Prompt - Return all of the records below verbatim.

(Collected data)
____________

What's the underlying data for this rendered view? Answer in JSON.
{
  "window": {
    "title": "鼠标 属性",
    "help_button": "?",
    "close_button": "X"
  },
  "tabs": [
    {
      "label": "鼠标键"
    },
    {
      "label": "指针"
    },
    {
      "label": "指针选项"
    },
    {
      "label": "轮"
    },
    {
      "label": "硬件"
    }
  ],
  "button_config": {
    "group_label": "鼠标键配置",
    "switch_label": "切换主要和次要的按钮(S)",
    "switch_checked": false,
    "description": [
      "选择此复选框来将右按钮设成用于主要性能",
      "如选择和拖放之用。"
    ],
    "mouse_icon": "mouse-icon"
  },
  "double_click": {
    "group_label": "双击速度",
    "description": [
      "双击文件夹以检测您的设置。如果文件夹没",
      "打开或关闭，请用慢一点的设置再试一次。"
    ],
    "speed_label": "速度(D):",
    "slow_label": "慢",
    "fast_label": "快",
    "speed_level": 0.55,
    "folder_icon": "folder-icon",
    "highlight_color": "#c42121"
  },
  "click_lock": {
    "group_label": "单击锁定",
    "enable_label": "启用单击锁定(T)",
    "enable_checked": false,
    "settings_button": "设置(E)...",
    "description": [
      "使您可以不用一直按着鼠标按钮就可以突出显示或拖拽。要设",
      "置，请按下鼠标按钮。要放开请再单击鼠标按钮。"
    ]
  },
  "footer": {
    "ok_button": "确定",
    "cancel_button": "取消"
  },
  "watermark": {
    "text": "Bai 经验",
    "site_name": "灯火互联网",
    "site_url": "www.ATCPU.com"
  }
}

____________

Answer to this task -
What's the underlying data for this rendered view? Answer in JSON.
{
  "window": {
    "title": "鼠标 属性",
    "help_button": "?",
    "close_button": "X"
  },
  "tabs": [
    {
      "label": "鼠标键"
    },
    {
      "label": "指针"
    },
    {
      "label": "指针选项"
    },
    {
      "label": "轮"
    },
    {
      "label": "硬件"
    }
  ],
  "button_config": {
    "group_label": "鼠标键配置",
    "switch_label": "切换主要和次要的按钮(S)",
    "switch_checked": false,
    "description": [
      "选择此复选框来将右按钮设成用于主要性能",
      "如选择和拖放之用。"
    ],
    "mouse_icon": "mouse-icon"
  },
  "double_click": {
    "group_label": "双击速度",
    "description": [
      "双击文件夹以检测您的设置。如果文件夹没",
      "打开或关闭，请用慢一点的设置再试一次。"
    ],
    "speed_label": "速度(D):",
    "slow_label": "慢",
    "fast_label": "快",
    "speed_level": 0.55,
    "folder_icon": "folder-icon",
    "highlight_color": "#c42121"
  },
  "click_lock": {
    "group_label": "单击锁定",
    "enable_label": "启用单击锁定(T)",
    "enable_checked": false,
    "settings_button": "设置(E)...",
    "description": [
      "使您可以不用一直按着鼠标按钮就可以突出显示或拖拽。要设",
      "置，请按下鼠标按钮。要放开请再单击鼠标按钮。"
    ]
  },
  "footer": {
    "ok_button": "确定",
    "cancel_button": "取消"
  },
  "watermark": {
    "text": "Bai 经验",
    "site_name": "灯火互联网",
    "site_url": "www.ATCPU.com"
  }
}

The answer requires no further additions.